SUPPLIED DATA:
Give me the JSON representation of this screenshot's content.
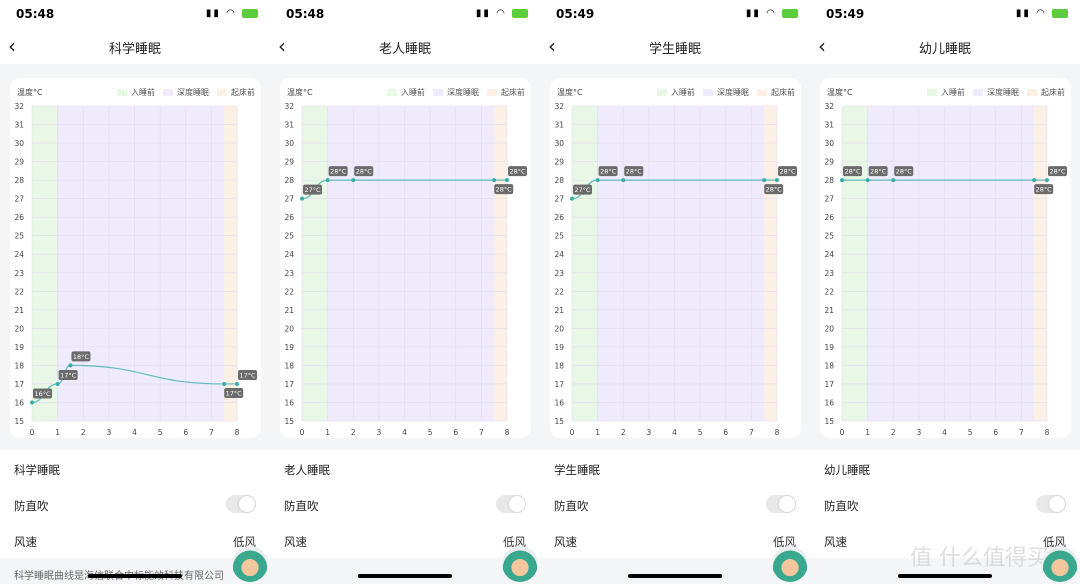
{
  "colors": {
    "line": "#5bbfba",
    "point": "#3aaea6",
    "pre_sleep": "#e9f7e6",
    "deep_sleep": "#efeafc",
    "pre_wake": "#fcefe4",
    "label_bg": "#6b6b6b"
  },
  "panels": [
    {
      "status_time": "05:48",
      "title": "科学睡眠",
      "unit_label": "温度°C",
      "legend": [
        "入睡前",
        "深度睡眠",
        "起床前"
      ],
      "mode_label": "科学睡眠",
      "anti_blow_label": "防直吹",
      "anti_blow_on": false,
      "wind_label": "风速",
      "wind_value": "低风",
      "footnote": "科学睡眠曲线是海信联合中标能效科技有限公司",
      "chart_data": {
        "type": "line",
        "x": [
          0,
          1,
          1.5,
          7.5,
          8
        ],
        "y": [
          16,
          17,
          18,
          17,
          17
        ],
        "point_labels": [
          "16°C",
          "17°C",
          "18°C",
          "17°C",
          "17°C"
        ],
        "xlim": [
          0,
          8
        ],
        "ylim": [
          15,
          32
        ],
        "xticks": [
          0,
          1,
          2,
          3,
          4,
          5,
          6,
          7,
          8
        ],
        "yticks": [
          15,
          16,
          17,
          18,
          19,
          20,
          21,
          22,
          23,
          24,
          25,
          26,
          27,
          28,
          29,
          30,
          31,
          32
        ],
        "bands": [
          {
            "name": "入睡前",
            "from": 0,
            "to": 1
          },
          {
            "name": "深度睡眠",
            "from": 1,
            "to": 7.5
          },
          {
            "name": "起床前",
            "from": 7.5,
            "to": 8
          }
        ],
        "grid": true,
        "legend": "top-right"
      }
    },
    {
      "status_time": "05:48",
      "title": "老人睡眠",
      "unit_label": "温度°C",
      "legend": [
        "入睡前",
        "深度睡眠",
        "起床前"
      ],
      "mode_label": "老人睡眠",
      "anti_blow_label": "防直吹",
      "anti_blow_on": false,
      "wind_label": "风速",
      "wind_value": "低风",
      "chart_data": {
        "type": "line",
        "x": [
          0,
          1,
          2,
          7.5,
          8
        ],
        "y": [
          27,
          28,
          28,
          28,
          28
        ],
        "point_labels": [
          "27°C",
          "28°C",
          "28°C",
          "28°C",
          "28°C"
        ],
        "xlim": [
          0,
          8
        ],
        "ylim": [
          15,
          32
        ],
        "xticks": [
          0,
          1,
          2,
          3,
          4,
          5,
          6,
          7,
          8
        ],
        "yticks": [
          15,
          16,
          17,
          18,
          19,
          20,
          21,
          22,
          23,
          24,
          25,
          26,
          27,
          28,
          29,
          30,
          31,
          32
        ],
        "bands": [
          {
            "name": "入睡前",
            "from": 0,
            "to": 1
          },
          {
            "name": "深度睡眠",
            "from": 1,
            "to": 7.5
          },
          {
            "name": "起床前",
            "from": 7.5,
            "to": 8
          }
        ],
        "grid": true,
        "legend": "top-right"
      }
    },
    {
      "status_time": "05:49",
      "title": "学生睡眠",
      "unit_label": "温度°C",
      "legend": [
        "入睡前",
        "深度睡眠",
        "起床前"
      ],
      "mode_label": "学生睡眠",
      "anti_blow_label": "防直吹",
      "anti_blow_on": false,
      "wind_label": "风速",
      "wind_value": "低风",
      "chart_data": {
        "type": "line",
        "x": [
          0,
          1,
          2,
          7.5,
          8
        ],
        "y": [
          27,
          28,
          28,
          28,
          28
        ],
        "point_labels": [
          "27°C",
          "28°C",
          "28°C",
          "28°C",
          "28°C"
        ],
        "xlim": [
          0,
          8
        ],
        "ylim": [
          15,
          32
        ],
        "xticks": [
          0,
          1,
          2,
          3,
          4,
          5,
          6,
          7,
          8
        ],
        "yticks": [
          15,
          16,
          17,
          18,
          19,
          20,
          21,
          22,
          23,
          24,
          25,
          26,
          27,
          28,
          29,
          30,
          31,
          32
        ],
        "bands": [
          {
            "name": "入睡前",
            "from": 0,
            "to": 1
          },
          {
            "name": "深度睡眠",
            "from": 1,
            "to": 7.5
          },
          {
            "name": "起床前",
            "from": 7.5,
            "to": 8
          }
        ],
        "grid": true,
        "legend": "top-right"
      }
    },
    {
      "status_time": "05:49",
      "title": "幼儿睡眠",
      "unit_label": "温度°C",
      "legend": [
        "入睡前",
        "深度睡眠",
        "起床前"
      ],
      "mode_label": "幼儿睡眠",
      "anti_blow_label": "防直吹",
      "anti_blow_on": false,
      "wind_label": "风速",
      "wind_value": "低风",
      "watermark": "值 什么值得买",
      "chart_data": {
        "type": "line",
        "x": [
          0,
          1,
          2,
          7.5,
          8
        ],
        "y": [
          28,
          28,
          28,
          28,
          28
        ],
        "point_labels": [
          "28°C",
          "28°C",
          "28°C",
          "28°C",
          "28°C"
        ],
        "xlim": [
          0,
          8
        ],
        "ylim": [
          15,
          32
        ],
        "xticks": [
          0,
          1,
          2,
          3,
          4,
          5,
          6,
          7,
          8
        ],
        "yticks": [
          15,
          16,
          17,
          18,
          19,
          20,
          21,
          22,
          23,
          24,
          25,
          26,
          27,
          28,
          29,
          30,
          31,
          32
        ],
        "bands": [
          {
            "name": "入睡前",
            "from": 0,
            "to": 1
          },
          {
            "name": "深度睡眠",
            "from": 1,
            "to": 7.5
          },
          {
            "name": "起床前",
            "from": 7.5,
            "to": 8
          }
        ],
        "grid": true,
        "legend": "top-right"
      }
    }
  ]
}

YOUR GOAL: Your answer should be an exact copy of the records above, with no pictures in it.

RESULT:
Give me the JSON representation of this screenshot's content.
{
  "colors": {
    "line": "#5bbfba",
    "point": "#3aaea6",
    "pre_sleep": "#e9f7e6",
    "deep_sleep": "#efeafc",
    "pre_wake": "#fcefe4",
    "label_bg": "#6b6b6b"
  },
  "panels": [
    {
      "status_time": "05:48",
      "title": "科学睡眠",
      "unit_label": "温度°C",
      "legend": [
        "入睡前",
        "深度睡眠",
        "起床前"
      ],
      "mode_label": "科学睡眠",
      "anti_blow_label": "防直吹",
      "anti_blow_on": false,
      "wind_label": "风速",
      "wind_value": "低风",
      "footnote": "科学睡眠曲线是海信联合中标能效科技有限公司",
      "chart_data": {
        "type": "line",
        "x": [
          0,
          1,
          1.5,
          7.5,
          8
        ],
        "y": [
          16,
          17,
          18,
          17,
          17
        ],
        "point_labels": [
          "16°C",
          "17°C",
          "18°C",
          "17°C",
          "17°C"
        ],
        "xlim": [
          0,
          8
        ],
        "ylim": [
          15,
          32
        ],
        "xticks": [
          0,
          1,
          2,
          3,
          4,
          5,
          6,
          7,
          8
        ],
        "yticks": [
          15,
          16,
          17,
          18,
          19,
          20,
          21,
          22,
          23,
          24,
          25,
          26,
          27,
          28,
          29,
          30,
          31,
          32
        ],
        "bands": [
          {
            "name": "入睡前",
            "from": 0,
            "to": 1
          },
          {
            "name": "深度睡眠",
            "from": 1,
            "to": 7.5
          },
          {
            "name": "起床前",
            "from": 7.5,
            "to": 8
          }
        ],
        "grid": true,
        "legend": "top-right"
      }
    },
    {
      "status_time": "05:48",
      "title": "老人睡眠",
      "unit_label": "温度°C",
      "legend": [
        "入睡前",
        "深度睡眠",
        "起床前"
      ],
      "mode_label": "老人睡眠",
      "anti_blow_label": "防直吹",
      "anti_blow_on": false,
      "wind_label": "风速",
      "wind_value": "低风",
      "chart_data": {
        "type": "line",
        "x": [
          0,
          1,
          2,
          7.5,
          8
        ],
        "y": [
          27,
          28,
          28,
          28,
          28
        ],
        "point_labels": [
          "27°C",
          "28°C",
          "28°C",
          "28°C",
          "28°C"
        ],
        "xlim": [
          0,
          8
        ],
        "ylim": [
          15,
          32
        ],
        "xticks": [
          0,
          1,
          2,
          3,
          4,
          5,
          6,
          7,
          8
        ],
        "yticks": [
          15,
          16,
          17,
          18,
          19,
          20,
          21,
          22,
          23,
          24,
          25,
          26,
          27,
          28,
          29,
          30,
          31,
          32
        ],
        "bands": [
          {
            "name": "入睡前",
            "from": 0,
            "to": 1
          },
          {
            "name": "深度睡眠",
            "from": 1,
            "to": 7.5
          },
          {
            "name": "起床前",
            "from": 7.5,
            "to": 8
          }
        ],
        "grid": true,
        "legend": "top-right"
      }
    },
    {
      "status_time": "05:49",
      "title": "学生睡眠",
      "unit_label": "温度°C",
      "legend": [
        "入睡前",
        "深度睡眠",
        "起床前"
      ],
      "mode_label": "学生睡眠",
      "anti_blow_label": "防直吹",
      "anti_blow_on": false,
      "wind_label": "风速",
      "wind_value": "低风",
      "chart_data": {
        "type": "line",
        "x": [
          0,
          1,
          2,
          7.5,
          8
        ],
        "y": [
          27,
          28,
          28,
          28,
          28
        ],
        "point_labels": [
          "27°C",
          "28°C",
          "28°C",
          "28°C",
          "28°C"
        ],
        "xlim": [
          0,
          8
        ],
        "ylim": [
          15,
          32
        ],
        "xticks": [
          0,
          1,
          2,
          3,
          4,
          5,
          6,
          7,
          8
        ],
        "yticks": [
          15,
          16,
          17,
          18,
          19,
          20,
          21,
          22,
          23,
          24,
          25,
          26,
          27,
          28,
          29,
          30,
          31,
          32
        ],
        "bands": [
          {
            "name": "入睡前",
            "from": 0,
            "to": 1
          },
          {
            "name": "深度睡眠",
            "from": 1,
            "to": 7.5
          },
          {
            "name": "起床前",
            "from": 7.5,
            "to": 8
          }
        ],
        "grid": true,
        "legend": "top-right"
      }
    },
    {
      "status_time": "05:49",
      "title": "幼儿睡眠",
      "unit_label": "温度°C",
      "legend": [
        "入睡前",
        "深度睡眠",
        "起床前"
      ],
      "mode_label": "幼儿睡眠",
      "anti_blow_label": "防直吹",
      "anti_blow_on": false,
      "wind_label": "风速",
      "wind_value": "低风",
      "watermark": "值 什么值得买",
      "chart_data": {
        "type": "line",
        "x": [
          0,
          1,
          2,
          7.5,
          8
        ],
        "y": [
          28,
          28,
          28,
          28,
          28
        ],
        "point_labels": [
          "28°C",
          "28°C",
          "28°C",
          "28°C",
          "28°C"
        ],
        "xlim": [
          0,
          8
        ],
        "ylim": [
          15,
          32
        ],
        "xticks": [
          0,
          1,
          2,
          3,
          4,
          5,
          6,
          7,
          8
        ],
        "yticks": [
          15,
          16,
          17,
          18,
          19,
          20,
          21,
          22,
          23,
          24,
          25,
          26,
          27,
          28,
          29,
          30,
          31,
          32
        ],
        "bands": [
          {
            "name": "入睡前",
            "from": 0,
            "to": 1
          },
          {
            "name": "深度睡眠",
            "from": 1,
            "to": 7.5
          },
          {
            "name": "起床前",
            "from": 7.5,
            "to": 8
          }
        ],
        "grid": true,
        "legend": "top-right"
      }
    }
  ]
}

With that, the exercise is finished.